SUPPLIED DATA below:

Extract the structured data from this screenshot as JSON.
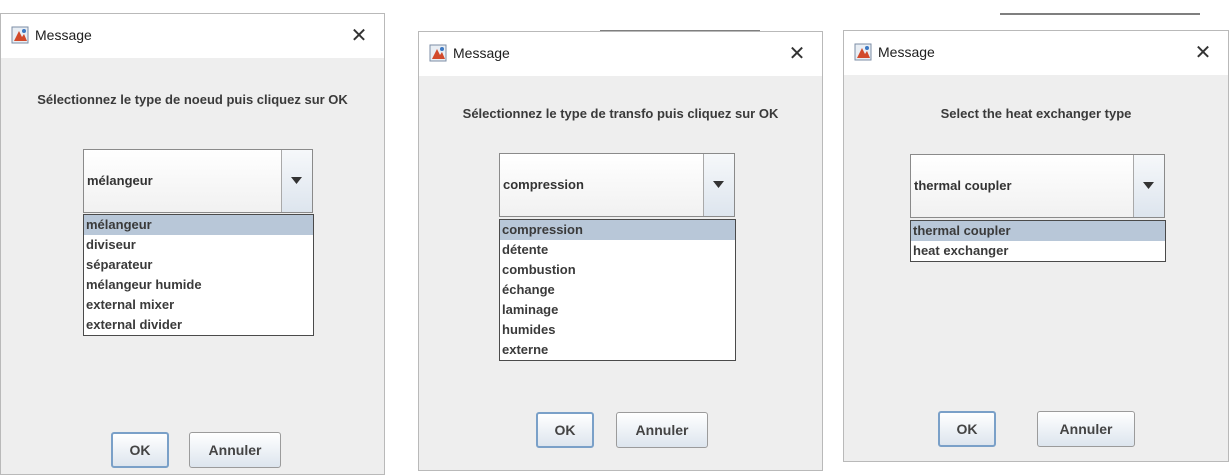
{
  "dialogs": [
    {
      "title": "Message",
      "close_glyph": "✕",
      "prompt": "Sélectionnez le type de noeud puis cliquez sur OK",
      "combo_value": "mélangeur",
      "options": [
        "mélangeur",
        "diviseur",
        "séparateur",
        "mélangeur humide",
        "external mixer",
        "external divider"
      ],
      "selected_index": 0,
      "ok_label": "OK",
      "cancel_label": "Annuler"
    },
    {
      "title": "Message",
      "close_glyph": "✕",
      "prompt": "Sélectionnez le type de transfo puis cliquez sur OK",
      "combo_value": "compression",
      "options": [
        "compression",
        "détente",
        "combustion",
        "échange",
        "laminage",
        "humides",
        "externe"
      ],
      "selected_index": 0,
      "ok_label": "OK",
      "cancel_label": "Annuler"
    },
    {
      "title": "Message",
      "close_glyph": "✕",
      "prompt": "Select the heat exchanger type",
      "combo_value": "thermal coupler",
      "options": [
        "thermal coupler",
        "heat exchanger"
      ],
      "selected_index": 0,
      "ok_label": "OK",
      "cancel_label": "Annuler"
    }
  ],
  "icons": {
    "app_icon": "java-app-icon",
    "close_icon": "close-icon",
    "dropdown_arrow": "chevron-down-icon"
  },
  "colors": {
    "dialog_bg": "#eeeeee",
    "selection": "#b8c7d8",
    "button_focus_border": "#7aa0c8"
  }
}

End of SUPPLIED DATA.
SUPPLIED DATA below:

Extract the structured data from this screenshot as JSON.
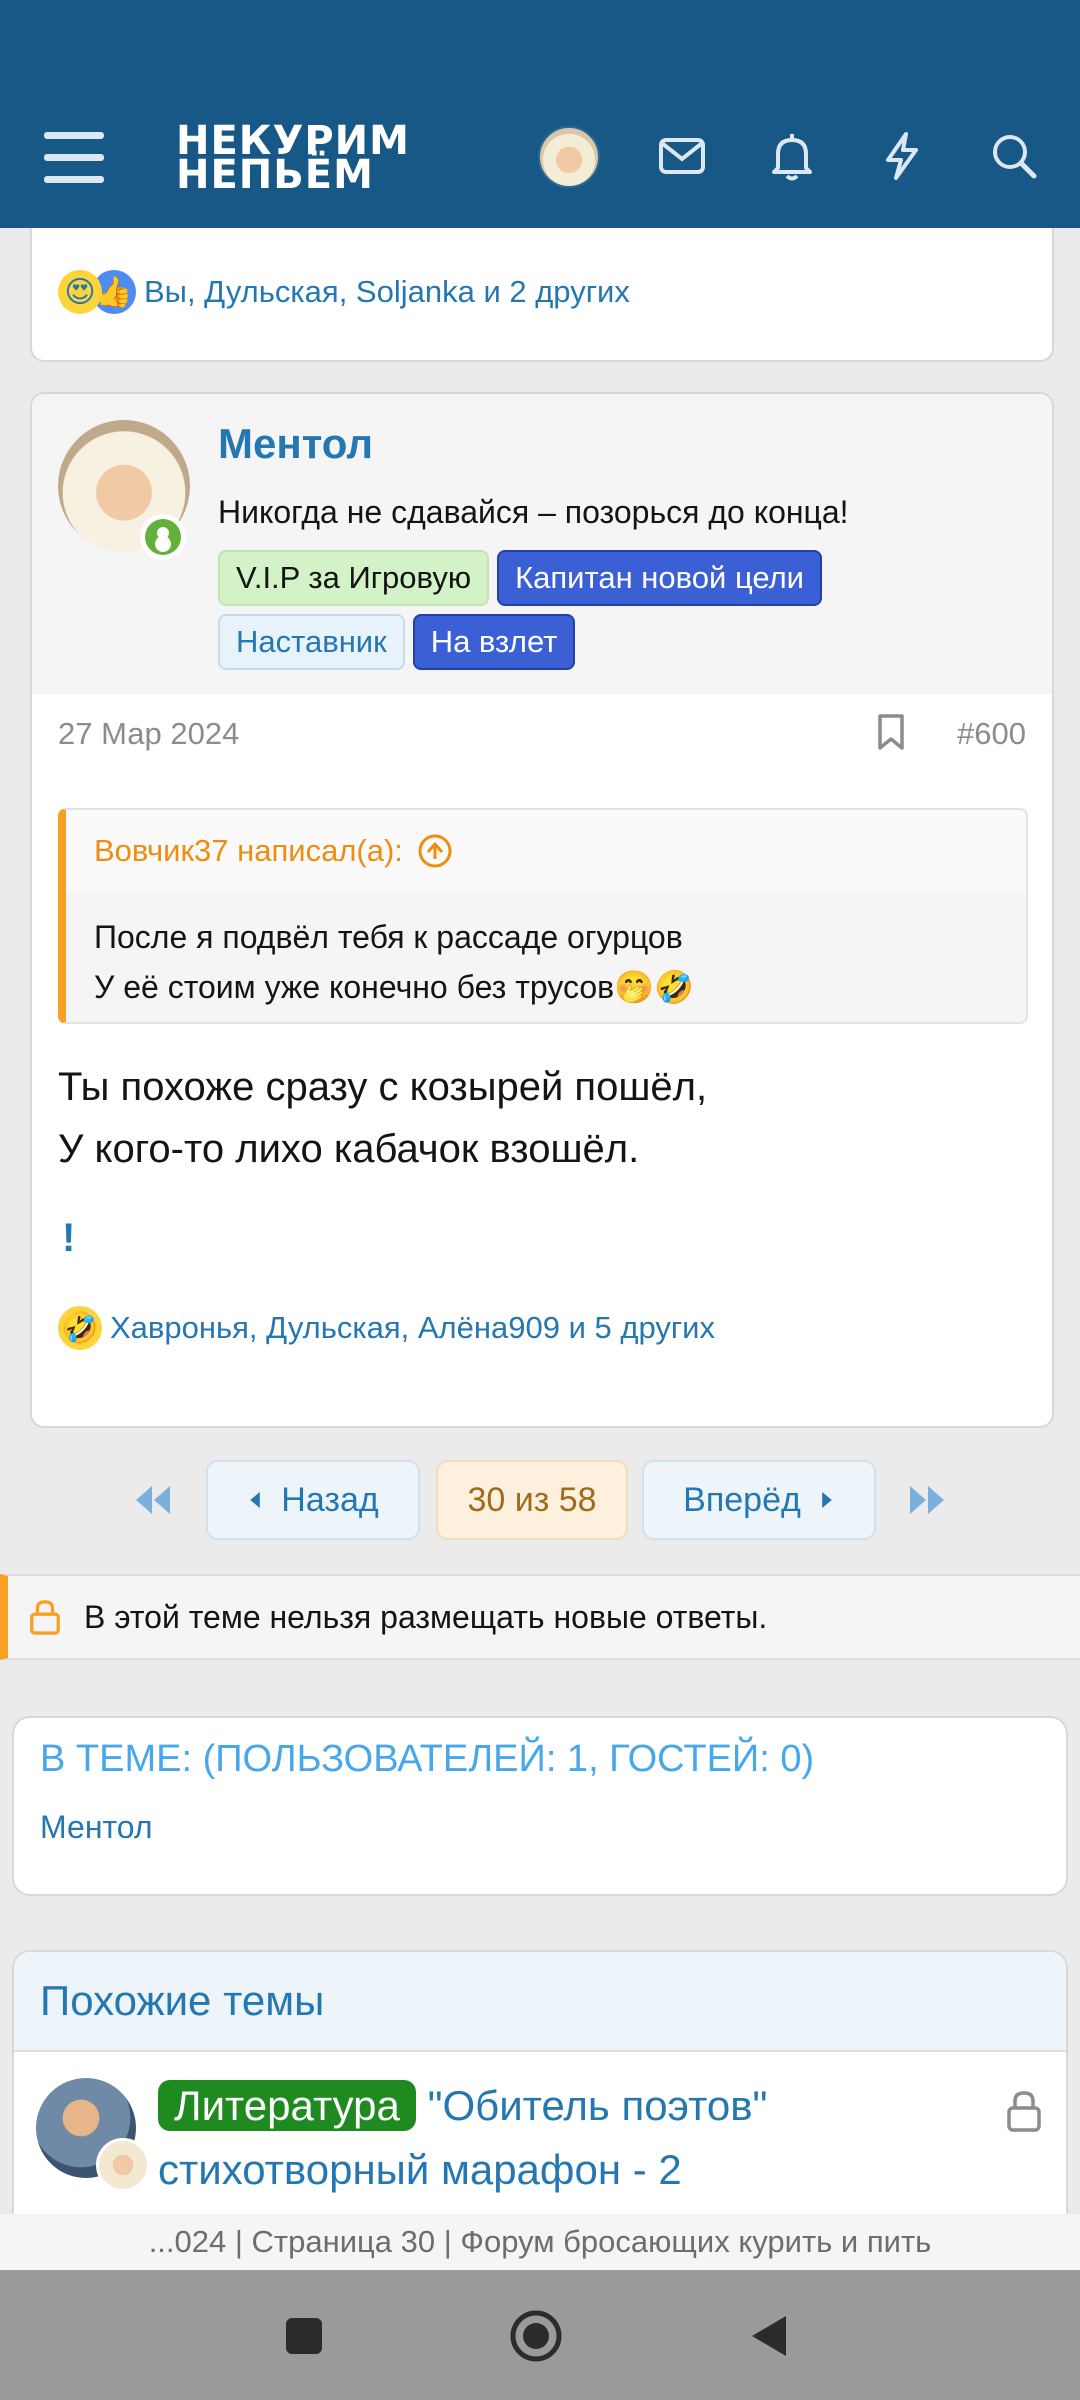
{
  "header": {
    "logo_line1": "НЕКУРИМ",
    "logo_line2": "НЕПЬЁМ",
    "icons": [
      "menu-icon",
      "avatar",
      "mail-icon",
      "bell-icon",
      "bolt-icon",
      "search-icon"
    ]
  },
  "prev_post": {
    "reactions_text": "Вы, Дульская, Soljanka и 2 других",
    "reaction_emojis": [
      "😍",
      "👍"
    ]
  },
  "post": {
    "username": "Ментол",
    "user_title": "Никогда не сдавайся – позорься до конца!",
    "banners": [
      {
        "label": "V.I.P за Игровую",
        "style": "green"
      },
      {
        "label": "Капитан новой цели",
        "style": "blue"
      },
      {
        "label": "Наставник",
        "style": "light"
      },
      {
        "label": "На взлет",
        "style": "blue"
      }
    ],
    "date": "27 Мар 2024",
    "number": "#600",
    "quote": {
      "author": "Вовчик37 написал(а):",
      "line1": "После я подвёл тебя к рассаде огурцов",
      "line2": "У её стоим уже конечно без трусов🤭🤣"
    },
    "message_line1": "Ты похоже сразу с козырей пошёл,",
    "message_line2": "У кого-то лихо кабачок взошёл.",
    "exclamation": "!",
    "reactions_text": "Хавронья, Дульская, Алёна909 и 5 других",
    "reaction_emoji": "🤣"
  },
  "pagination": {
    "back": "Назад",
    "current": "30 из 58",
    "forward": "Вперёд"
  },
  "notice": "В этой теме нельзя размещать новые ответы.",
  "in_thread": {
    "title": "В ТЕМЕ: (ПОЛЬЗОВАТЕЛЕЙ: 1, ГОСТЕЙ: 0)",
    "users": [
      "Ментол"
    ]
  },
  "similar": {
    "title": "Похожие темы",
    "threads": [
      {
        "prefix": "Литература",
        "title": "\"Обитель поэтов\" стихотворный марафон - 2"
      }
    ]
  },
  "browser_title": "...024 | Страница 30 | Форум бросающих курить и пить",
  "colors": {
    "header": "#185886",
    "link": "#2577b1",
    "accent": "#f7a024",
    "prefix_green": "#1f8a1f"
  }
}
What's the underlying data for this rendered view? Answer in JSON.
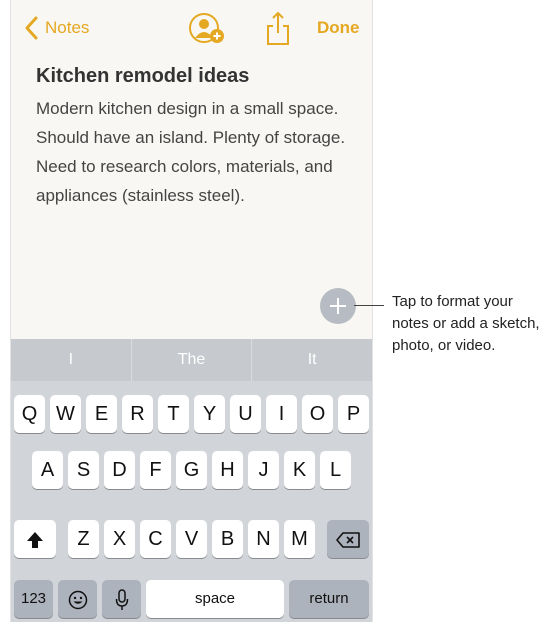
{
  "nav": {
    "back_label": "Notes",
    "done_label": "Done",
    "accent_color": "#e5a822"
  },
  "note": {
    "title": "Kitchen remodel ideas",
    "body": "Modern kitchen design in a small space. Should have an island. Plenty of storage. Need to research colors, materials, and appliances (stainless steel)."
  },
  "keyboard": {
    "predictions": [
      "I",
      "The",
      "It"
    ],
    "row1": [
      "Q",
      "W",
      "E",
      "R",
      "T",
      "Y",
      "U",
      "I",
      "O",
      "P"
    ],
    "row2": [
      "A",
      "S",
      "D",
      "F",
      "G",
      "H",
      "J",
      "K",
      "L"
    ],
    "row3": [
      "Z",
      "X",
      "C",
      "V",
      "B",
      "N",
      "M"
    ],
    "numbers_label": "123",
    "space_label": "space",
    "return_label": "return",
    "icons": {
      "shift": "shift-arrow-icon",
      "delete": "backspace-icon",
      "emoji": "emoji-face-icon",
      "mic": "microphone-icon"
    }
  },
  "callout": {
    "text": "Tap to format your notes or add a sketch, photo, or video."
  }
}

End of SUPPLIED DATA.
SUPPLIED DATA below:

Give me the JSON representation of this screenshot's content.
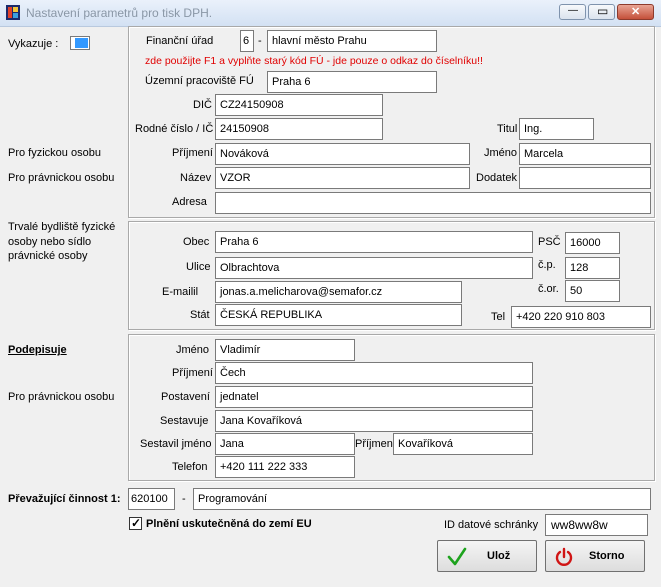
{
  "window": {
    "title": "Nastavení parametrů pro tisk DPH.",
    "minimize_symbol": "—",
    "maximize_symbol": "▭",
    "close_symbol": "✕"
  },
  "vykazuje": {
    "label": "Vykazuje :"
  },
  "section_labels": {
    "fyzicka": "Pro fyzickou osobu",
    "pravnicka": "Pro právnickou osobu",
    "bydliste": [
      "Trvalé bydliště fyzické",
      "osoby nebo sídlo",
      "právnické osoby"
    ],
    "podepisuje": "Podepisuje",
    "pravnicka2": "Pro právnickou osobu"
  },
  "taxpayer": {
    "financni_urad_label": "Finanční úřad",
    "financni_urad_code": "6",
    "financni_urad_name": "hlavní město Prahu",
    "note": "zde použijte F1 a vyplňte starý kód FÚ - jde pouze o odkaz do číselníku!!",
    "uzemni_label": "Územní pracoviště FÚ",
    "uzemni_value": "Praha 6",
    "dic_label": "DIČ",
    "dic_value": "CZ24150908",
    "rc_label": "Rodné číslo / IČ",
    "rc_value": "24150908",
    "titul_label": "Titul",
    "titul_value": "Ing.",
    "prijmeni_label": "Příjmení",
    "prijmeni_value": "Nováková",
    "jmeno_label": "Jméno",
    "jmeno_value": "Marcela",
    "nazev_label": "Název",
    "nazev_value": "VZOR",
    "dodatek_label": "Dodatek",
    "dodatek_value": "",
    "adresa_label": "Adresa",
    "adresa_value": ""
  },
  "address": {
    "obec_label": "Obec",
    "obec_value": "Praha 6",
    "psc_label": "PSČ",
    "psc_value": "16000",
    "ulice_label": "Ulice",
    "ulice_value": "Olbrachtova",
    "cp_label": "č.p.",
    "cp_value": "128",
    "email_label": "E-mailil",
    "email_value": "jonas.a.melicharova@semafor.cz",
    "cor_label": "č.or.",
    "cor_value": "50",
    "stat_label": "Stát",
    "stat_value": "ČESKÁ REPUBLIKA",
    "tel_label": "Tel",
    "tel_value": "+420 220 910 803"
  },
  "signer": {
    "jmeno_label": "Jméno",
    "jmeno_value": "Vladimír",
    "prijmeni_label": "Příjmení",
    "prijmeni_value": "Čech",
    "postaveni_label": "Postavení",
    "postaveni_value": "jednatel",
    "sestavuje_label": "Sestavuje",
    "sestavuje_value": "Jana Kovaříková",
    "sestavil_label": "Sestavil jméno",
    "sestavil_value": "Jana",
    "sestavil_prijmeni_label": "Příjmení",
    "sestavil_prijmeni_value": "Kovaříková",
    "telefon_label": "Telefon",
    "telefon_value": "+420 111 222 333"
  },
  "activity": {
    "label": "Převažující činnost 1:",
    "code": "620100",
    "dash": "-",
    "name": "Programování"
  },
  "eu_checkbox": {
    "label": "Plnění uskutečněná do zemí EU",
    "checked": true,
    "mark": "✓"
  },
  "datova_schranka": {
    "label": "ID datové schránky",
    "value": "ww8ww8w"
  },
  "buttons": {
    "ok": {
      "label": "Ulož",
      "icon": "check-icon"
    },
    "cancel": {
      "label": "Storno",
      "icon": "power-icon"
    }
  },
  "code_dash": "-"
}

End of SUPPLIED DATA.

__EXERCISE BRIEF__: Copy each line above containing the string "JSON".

__EXERCISE SOLUTION__:
Extract the structured data from this screenshot as JSON.
Extract the structured data from this screenshot as JSON.
What's the underlying data for this rendered view? Answer in JSON.
Give me the JSON representation of this screenshot's content.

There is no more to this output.